For The Economist, as for most other commentators, the dice have been cast. Four years after it won a landslide victory under the reformist banner held by Koizumi Jun’ichiro, the Liberal Democratic Party (LDP) is expected to lose the lower house elections set for 30 August. The predicted winner will be the Democratic Party of Japan (DPJ) (don’t be misled by the party names, they don’t mean much).
However, government change has been predicted before, or as The Economist writes: “The 54-year-old LDP’s obituary has been written many times, and the corpse has always revived.” Among those obituarists is also The Economist, who like me, have been wrong in the past. But this time, the evidence seems defeating. Recent opinion polls suggest that 46 percent of the respondents would vote for the DPJ compared to 19 percent for the LDP. A week ago, the DPJ won the elections to the Tokyo metropolitan assembly and pushed aside the LDP, which had been the biggest party there for 40 years.
Nevertheless, I remain skeptical about the prospect of government change. Let me give you four reasons for this.
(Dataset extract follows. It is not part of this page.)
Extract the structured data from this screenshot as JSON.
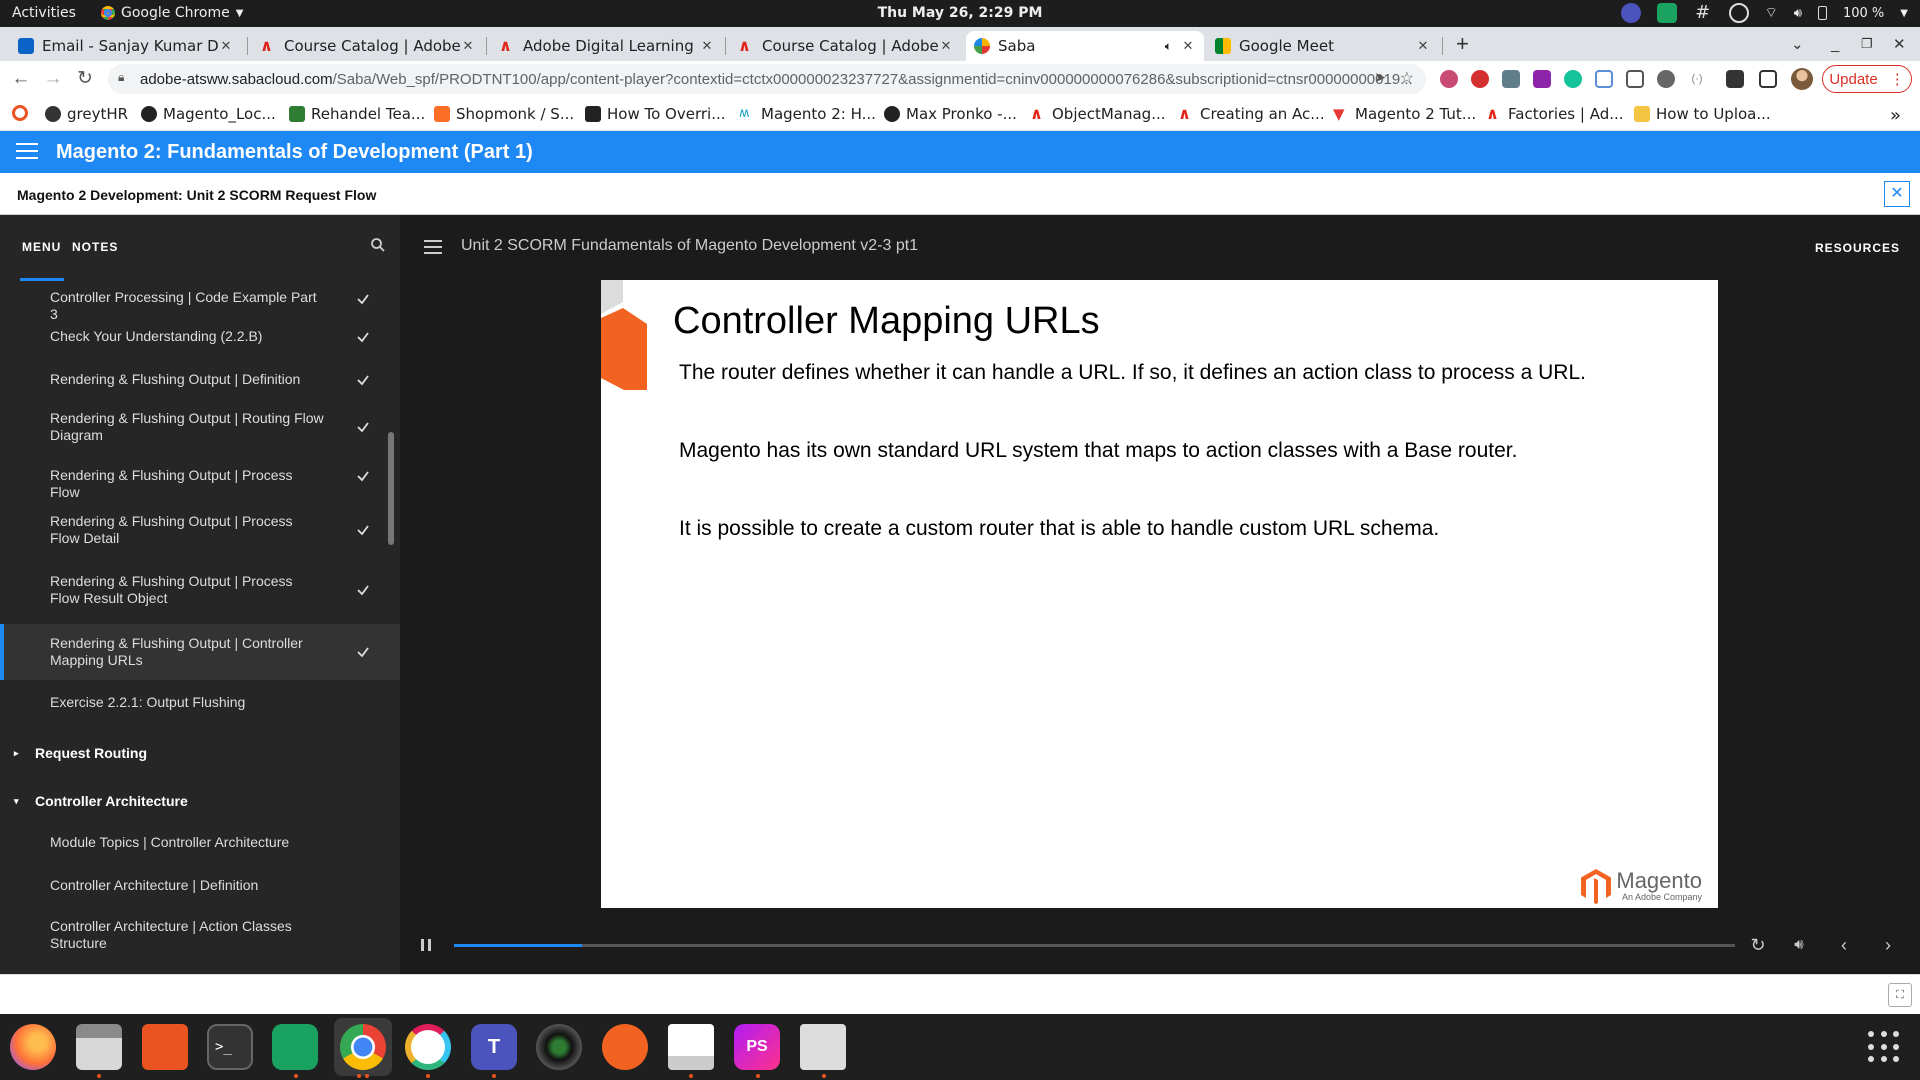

1. Even though the local elections have been interpreted as a test run for the upcoming general elections, the results in Tokyo should not be projected directly to the national level. Local assemblies don’t have much power over policy in centralized Japan, which makes it easy for voters to cast a protest vote. Moreover, the social and economic situation of Tokyoites is different from that of Japanese citizens outside the metropolis.
2. The complicated electoral system, which includes proportional representation as well as single and multiple seat districts, make general predictions for lower house elections difficult.
3. The LDP (and also the DPJ for that matter) is a party not so much designed around a certain ideology. Rather, LDP members hold together for the single purpose of staying in power. They have managed to do so for more than 50 years and we should not underestimate the power of the incumbent.
4. Finally there is the electorate, which makes me skeptical about government change. The Economist, somewhat against their own argument, points out that Japanese citizens are skeptical or even anxious about the notion that the inexperienced DPJ may govern their country. This for me is enough to consider the possibility that in the end many voters prefer the status quo, or, as the column Banyan would say, the past, as bad as this may be.
The outcome for the 30 August elections is open. Chances are good that this openness on the one hand and the prospect for political change on the other will pull Japanese citizens to the polls in great numbers.